4. Freshwater Coho Salmon (farmed in indoor recirculating tank systems). Freshwater Coho salmon is the first and only farmed salmon to get a Super Green rating. All other farmed salmon still falls on the Seafood Watch “avoid” list. Many farms use crowded pens, where salmon are easily infected with parasites, may be treated with antibiotics and can spread disease to wild fish (one reason Alaska has banned salmon farms). Also, it can take as much as three pounds of wild fish to raise one pound of salmon. Coho, however, are raised in closed freshwater pens and require less feed, so the environmental impacts are reduced.
5. Oysters (farmed). Okay. technically not a fish. but an important source of omega 3 that is often overlooked. Farmed oysters are good for you. Better yet, they are actually good for the environment. Oysters feed off the natural nutrients and algae in the water, which improves water quality. They can also act as natural reefs, attracting and providing food for other fish.
Others: Arctic Char (farmed), Barramundi (US & Vietnam farmed), Bass (US hooks and lines, farmed), Catfish (US), Clams, Cockles, Mussels, Cod: Pacific (AK), Crab: King, Snow & Tanner (AK), Crab: Stone (US), Crawfish (US farmed), Lionfish (US), Mahi Mahi (US handlines), Mullet: Striped (US), Pompano (US), Rockfish (AK, CA, OR & WA), Salmon (New Zealand) ,Shrimp (US farmed), Snapper: Mutton (US diving, handlines), Sturgeon (US farmed), Tilapia (Canada, Ecuador, Peru & US), Tuna: Skipjack (Pacific trolls, pole and lines), Wahoo (US Atlantic) and Wreckfish.

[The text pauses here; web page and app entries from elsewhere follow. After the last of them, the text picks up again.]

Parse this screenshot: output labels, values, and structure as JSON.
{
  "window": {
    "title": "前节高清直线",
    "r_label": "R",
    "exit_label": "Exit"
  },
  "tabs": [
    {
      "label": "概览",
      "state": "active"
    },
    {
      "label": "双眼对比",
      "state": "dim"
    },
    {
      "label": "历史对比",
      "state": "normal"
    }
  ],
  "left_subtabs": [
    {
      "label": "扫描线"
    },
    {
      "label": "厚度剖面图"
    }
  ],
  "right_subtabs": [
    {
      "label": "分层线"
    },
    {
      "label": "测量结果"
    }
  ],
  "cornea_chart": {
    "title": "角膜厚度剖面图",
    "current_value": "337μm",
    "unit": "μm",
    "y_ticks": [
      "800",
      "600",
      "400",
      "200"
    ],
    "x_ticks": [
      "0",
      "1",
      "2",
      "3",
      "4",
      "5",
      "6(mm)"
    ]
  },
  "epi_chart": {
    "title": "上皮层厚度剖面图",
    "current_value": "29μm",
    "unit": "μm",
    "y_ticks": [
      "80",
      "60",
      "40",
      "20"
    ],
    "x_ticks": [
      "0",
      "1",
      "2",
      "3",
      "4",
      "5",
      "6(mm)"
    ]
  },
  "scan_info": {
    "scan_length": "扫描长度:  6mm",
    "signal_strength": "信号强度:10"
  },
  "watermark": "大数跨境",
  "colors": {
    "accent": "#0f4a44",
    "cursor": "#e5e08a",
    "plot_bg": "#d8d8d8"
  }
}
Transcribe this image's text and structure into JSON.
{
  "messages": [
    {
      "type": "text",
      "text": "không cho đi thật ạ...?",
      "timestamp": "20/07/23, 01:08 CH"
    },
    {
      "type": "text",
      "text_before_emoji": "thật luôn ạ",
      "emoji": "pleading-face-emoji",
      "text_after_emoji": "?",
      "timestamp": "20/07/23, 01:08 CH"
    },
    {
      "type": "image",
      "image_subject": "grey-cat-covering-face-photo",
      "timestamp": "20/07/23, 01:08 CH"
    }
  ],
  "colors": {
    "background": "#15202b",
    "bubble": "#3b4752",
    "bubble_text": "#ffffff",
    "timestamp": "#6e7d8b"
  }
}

To download a free consumer guide for healthy fish choices, visit Seafoodwatch.org.